Available data
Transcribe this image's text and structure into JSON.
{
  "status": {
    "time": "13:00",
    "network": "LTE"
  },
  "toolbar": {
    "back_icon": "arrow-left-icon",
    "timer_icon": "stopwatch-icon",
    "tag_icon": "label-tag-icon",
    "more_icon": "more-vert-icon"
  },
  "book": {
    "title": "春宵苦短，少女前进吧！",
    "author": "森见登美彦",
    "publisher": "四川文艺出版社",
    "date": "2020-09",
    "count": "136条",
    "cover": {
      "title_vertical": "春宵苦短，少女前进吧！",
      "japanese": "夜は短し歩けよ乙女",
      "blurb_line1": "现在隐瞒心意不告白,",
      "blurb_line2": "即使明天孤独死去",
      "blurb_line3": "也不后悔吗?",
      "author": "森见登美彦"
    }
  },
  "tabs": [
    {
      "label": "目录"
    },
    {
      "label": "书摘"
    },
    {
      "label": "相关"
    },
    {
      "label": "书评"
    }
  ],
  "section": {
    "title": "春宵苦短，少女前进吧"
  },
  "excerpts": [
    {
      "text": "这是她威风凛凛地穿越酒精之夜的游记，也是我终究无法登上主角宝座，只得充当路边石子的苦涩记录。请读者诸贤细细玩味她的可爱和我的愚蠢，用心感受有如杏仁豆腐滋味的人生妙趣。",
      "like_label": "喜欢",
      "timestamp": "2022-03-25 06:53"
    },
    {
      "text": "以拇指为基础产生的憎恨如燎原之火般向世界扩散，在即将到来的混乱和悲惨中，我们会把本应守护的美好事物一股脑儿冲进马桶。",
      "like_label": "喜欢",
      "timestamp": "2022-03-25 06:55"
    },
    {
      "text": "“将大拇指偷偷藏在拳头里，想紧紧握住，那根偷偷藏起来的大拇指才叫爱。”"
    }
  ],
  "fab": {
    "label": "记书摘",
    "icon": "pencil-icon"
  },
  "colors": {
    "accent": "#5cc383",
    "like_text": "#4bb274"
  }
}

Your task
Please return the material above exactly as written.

Response to the task
Transcribe this image's text and structure into JSON.
{
  "status": {
    "time": "13:00",
    "network": "LTE"
  },
  "toolbar": {
    "back_icon": "arrow-left-icon",
    "timer_icon": "stopwatch-icon",
    "tag_icon": "label-tag-icon",
    "more_icon": "more-vert-icon"
  },
  "book": {
    "title": "春宵苦短，少女前进吧！",
    "author": "森见登美彦",
    "publisher": "四川文艺出版社",
    "date": "2020-09",
    "count": "136条",
    "cover": {
      "title_vertical": "春宵苦短，少女前进吧！",
      "japanese": "夜は短し歩けよ乙女",
      "blurb_line1": "现在隐瞒心意不告白,",
      "blurb_line2": "即使明天孤独死去",
      "blurb_line3": "也不后悔吗?",
      "author": "森见登美彦"
    }
  },
  "tabs": [
    {
      "label": "目录"
    },
    {
      "label": "书摘"
    },
    {
      "label": "相关"
    },
    {
      "label": "书评"
    }
  ],
  "section": {
    "title": "春宵苦短，少女前进吧"
  },
  "excerpts": [
    {
      "text": "这是她威风凛凛地穿越酒精之夜的游记，也是我终究无法登上主角宝座，只得充当路边石子的苦涩记录。请读者诸贤细细玩味她的可爱和我的愚蠢，用心感受有如杏仁豆腐滋味的人生妙趣。",
      "like_label": "喜欢",
      "timestamp": "2022-03-25 06:53"
    },
    {
      "text": "以拇指为基础产生的憎恨如燎原之火般向世界扩散，在即将到来的混乱和悲惨中，我们会把本应守护的美好事物一股脑儿冲进马桶。",
      "like_label": "喜欢",
      "timestamp": "2022-03-25 06:55"
    },
    {
      "text": "“将大拇指偷偷藏在拳头里，想紧紧握住，那根偷偷藏起来的大拇指才叫爱。”"
    }
  ],
  "fab": {
    "label": "记书摘",
    "icon": "pencil-icon"
  },
  "colors": {
    "accent": "#5cc383",
    "like_text": "#4bb274"
  }
}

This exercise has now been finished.